**Task statement:**
Could you return the listing below exactly, with every line intact?

________________________

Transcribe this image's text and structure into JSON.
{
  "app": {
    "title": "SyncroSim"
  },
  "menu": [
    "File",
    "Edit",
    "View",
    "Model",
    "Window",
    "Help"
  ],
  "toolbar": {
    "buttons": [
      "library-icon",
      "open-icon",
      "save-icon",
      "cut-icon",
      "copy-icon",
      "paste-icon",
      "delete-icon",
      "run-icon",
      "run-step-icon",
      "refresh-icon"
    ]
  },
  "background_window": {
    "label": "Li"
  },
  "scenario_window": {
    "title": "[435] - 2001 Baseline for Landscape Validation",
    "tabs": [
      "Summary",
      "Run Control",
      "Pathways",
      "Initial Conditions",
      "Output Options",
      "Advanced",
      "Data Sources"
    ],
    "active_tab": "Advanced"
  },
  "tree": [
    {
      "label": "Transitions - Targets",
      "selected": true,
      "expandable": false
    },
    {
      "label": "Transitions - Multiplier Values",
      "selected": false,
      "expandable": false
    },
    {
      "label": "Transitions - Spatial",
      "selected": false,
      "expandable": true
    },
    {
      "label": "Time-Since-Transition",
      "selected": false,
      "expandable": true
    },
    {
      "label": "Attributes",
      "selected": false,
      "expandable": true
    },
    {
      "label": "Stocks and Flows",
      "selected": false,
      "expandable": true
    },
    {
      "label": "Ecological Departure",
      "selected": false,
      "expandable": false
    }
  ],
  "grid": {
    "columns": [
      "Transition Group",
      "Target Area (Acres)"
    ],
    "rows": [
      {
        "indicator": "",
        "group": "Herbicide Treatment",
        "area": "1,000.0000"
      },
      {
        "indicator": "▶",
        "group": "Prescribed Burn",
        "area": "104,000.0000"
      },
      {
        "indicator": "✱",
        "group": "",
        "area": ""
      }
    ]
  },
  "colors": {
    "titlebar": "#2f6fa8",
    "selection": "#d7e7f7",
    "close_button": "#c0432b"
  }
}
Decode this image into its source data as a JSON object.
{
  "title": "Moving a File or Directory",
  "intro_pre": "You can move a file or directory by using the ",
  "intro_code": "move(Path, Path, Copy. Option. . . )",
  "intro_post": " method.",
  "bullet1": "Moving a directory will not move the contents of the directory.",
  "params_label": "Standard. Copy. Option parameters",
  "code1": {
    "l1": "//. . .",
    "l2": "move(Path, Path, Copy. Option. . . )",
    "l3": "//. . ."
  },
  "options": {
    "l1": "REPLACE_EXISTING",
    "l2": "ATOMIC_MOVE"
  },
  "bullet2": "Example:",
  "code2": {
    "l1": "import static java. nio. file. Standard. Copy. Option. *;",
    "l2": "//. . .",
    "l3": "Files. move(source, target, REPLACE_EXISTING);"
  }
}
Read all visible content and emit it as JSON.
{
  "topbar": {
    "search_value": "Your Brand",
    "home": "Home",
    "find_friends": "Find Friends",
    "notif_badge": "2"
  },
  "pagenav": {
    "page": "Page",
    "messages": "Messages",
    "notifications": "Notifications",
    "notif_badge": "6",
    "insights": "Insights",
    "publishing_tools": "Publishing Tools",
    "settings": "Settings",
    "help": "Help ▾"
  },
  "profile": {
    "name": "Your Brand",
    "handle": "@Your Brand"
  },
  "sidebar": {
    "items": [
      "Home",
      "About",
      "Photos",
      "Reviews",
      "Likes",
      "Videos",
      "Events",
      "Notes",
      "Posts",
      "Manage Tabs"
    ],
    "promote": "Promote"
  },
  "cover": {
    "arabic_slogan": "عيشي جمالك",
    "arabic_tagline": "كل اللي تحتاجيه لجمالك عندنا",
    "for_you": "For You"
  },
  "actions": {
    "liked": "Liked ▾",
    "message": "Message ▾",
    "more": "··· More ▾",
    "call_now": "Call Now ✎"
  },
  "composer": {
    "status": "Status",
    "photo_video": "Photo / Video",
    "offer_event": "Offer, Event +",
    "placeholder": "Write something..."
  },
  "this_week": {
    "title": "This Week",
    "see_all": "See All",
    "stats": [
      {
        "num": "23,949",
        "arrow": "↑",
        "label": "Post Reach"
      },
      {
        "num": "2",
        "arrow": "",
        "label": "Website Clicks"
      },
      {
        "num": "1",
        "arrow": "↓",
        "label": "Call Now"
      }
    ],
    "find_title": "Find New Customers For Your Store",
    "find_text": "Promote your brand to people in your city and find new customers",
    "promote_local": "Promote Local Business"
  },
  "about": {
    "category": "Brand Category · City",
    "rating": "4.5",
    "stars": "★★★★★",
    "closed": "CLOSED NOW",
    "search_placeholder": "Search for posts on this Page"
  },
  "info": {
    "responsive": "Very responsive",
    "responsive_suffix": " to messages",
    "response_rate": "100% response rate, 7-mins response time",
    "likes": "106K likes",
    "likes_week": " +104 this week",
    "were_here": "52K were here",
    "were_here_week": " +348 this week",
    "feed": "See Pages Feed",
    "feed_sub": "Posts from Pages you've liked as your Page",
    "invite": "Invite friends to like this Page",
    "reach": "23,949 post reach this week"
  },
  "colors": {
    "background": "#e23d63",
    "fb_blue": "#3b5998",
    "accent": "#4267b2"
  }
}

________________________

**Written response:**
Transcribe this image's text and structure into JSON.
{
  "app": {
    "title": "SyncroSim"
  },
  "menu": [
    "File",
    "Edit",
    "View",
    "Model",
    "Window",
    "Help"
  ],
  "toolbar": {
    "buttons": [
      "library-icon",
      "open-icon",
      "save-icon",
      "cut-icon",
      "copy-icon",
      "paste-icon",
      "delete-icon",
      "run-icon",
      "run-step-icon",
      "refresh-icon"
    ]
  },
  "background_window": {
    "label": "Li"
  },
  "scenario_window": {
    "title": "[435] - 2001 Baseline for Landscape Validation",
    "tabs": [
      "Summary",
      "Run Control",
      "Pathways",
      "Initial Conditions",
      "Output Options",
      "Advanced",
      "Data Sources"
    ],
    "active_tab": "Advanced"
  },
  "tree": [
    {
      "label": "Transitions - Targets",
      "selected": true,
      "expandable": false
    },
    {
      "label": "Transitions - Multiplier Values",
      "selected": false,
      "expandable": false
    },
    {
      "label": "Transitions - Spatial",
      "selected": false,
      "expandable": true
    },
    {
      "label": "Time-Since-Transition",
      "selected": false,
      "expandable": true
    },
    {
      "label": "Attributes",
      "selected": false,
      "expandable": true
    },
    {
      "label": "Stocks and Flows",
      "selected": false,
      "expandable": true
    },
    {
      "label": "Ecological Departure",
      "selected": false,
      "expandable": false
    }
  ],
  "grid": {
    "columns": [
      "Transition Group",
      "Target Area (Acres)"
    ],
    "rows": [
      {
        "indicator": "",
        "group": "Herbicide Treatment",
        "area": "1,000.0000"
      },
      {
        "indicator": "▶",
        "group": "Prescribed Burn",
        "area": "104,000.0000"
      },
      {
        "indicator": "✱",
        "group": "",
        "area": ""
      }
    ]
  },
  "colors": {
    "titlebar": "#2f6fa8",
    "selection": "#d7e7f7",
    "close_button": "#c0432b"
  }
}
Decode this image into its source data as a JSON object.
{
  "title": "Moving a File or Directory",
  "intro_pre": "You can move a file or directory by using the ",
  "intro_code": "move(Path, Path, Copy. Option. . . )",
  "intro_post": " method.",
  "bullet1": "Moving a directory will not move the contents of the directory.",
  "params_label": "Standard. Copy. Option parameters",
  "code1": {
    "l1": "//. . .",
    "l2": "move(Path, Path, Copy. Option. . . )",
    "l3": "//. . ."
  },
  "options": {
    "l1": "REPLACE_EXISTING",
    "l2": "ATOMIC_MOVE"
  },
  "bullet2": "Example:",
  "code2": {
    "l1": "import static java. nio. file. Standard. Copy. Option. *;",
    "l2": "//. . .",
    "l3": "Files. move(source, target, REPLACE_EXISTING);"
  }
}
Read all visible content and emit it as JSON.
{
  "topbar": {
    "search_value": "Your Brand",
    "home": "Home",
    "find_friends": "Find Friends",
    "notif_badge": "2"
  },
  "pagenav": {
    "page": "Page",
    "messages": "Messages",
    "notifications": "Notifications",
    "notif_badge": "6",
    "insights": "Insights",
    "publishing_tools": "Publishing Tools",
    "settings": "Settings",
    "help": "Help ▾"
  },
  "profile": {
    "name": "Your Brand",
    "handle": "@Your Brand"
  },
  "sidebar": {
    "items": [
      "Home",
      "About",
      "Photos",
      "Reviews",
      "Likes",
      "Videos",
      "Events",
      "Notes",
      "Posts",
      "Manage Tabs"
    ],
    "promote": "Promote"
  },
  "cover": {
    "arabic_slogan": "عيشي جمالك",
    "arabic_tagline": "كل اللي تحتاجيه لجمالك عندنا",
    "for_you": "For You"
  },
  "actions": {
    "liked": "Liked ▾",
    "message": "Message ▾",
    "more": "··· More ▾",
    "call_now": "Call Now ✎"
  },
  "composer": {
    "status": "Status",
    "photo_video": "Photo / Video",
    "offer_event": "Offer, Event +",
    "placeholder": "Write something..."
  },
  "this_week": {
    "title": "This Week",
    "see_all": "See All",
    "stats": [
      {
        "num": "23,949",
        "arrow": "↑",
        "label": "Post Reach"
      },
      {
        "num": "2",
        "arrow": "",
        "label": "Website Clicks"
      },
      {
        "num": "1",
        "arrow": "↓",
        "label": "Call Now"
      }
    ],
    "find_title": "Find New Customers For Your Store",
    "find_text": "Promote your brand to people in your city and find new customers",
    "promote_local": "Promote Local Business"
  },
  "about": {
    "category": "Brand Category · City",
    "rating": "4.5",
    "stars": "★★★★★",
    "closed": "CLOSED NOW",
    "search_placeholder": "Search for posts on this Page"
  },
  "info": {
    "responsive": "Very responsive",
    "responsive_suffix": " to messages",
    "response_rate": "100% response rate, 7-mins response time",
    "likes": "106K likes",
    "likes_week": " +104 this week",
    "were_here": "52K were here",
    "were_here_week": " +348 this week",
    "feed": "See Pages Feed",
    "feed_sub": "Posts from Pages you've liked as your Page",
    "invite": "Invite friends to like this Page",
    "reach": "23,949 post reach this week"
  },
  "colors": {
    "background": "#e23d63",
    "fb_blue": "#3b5998",
    "accent": "#4267b2"
  }
}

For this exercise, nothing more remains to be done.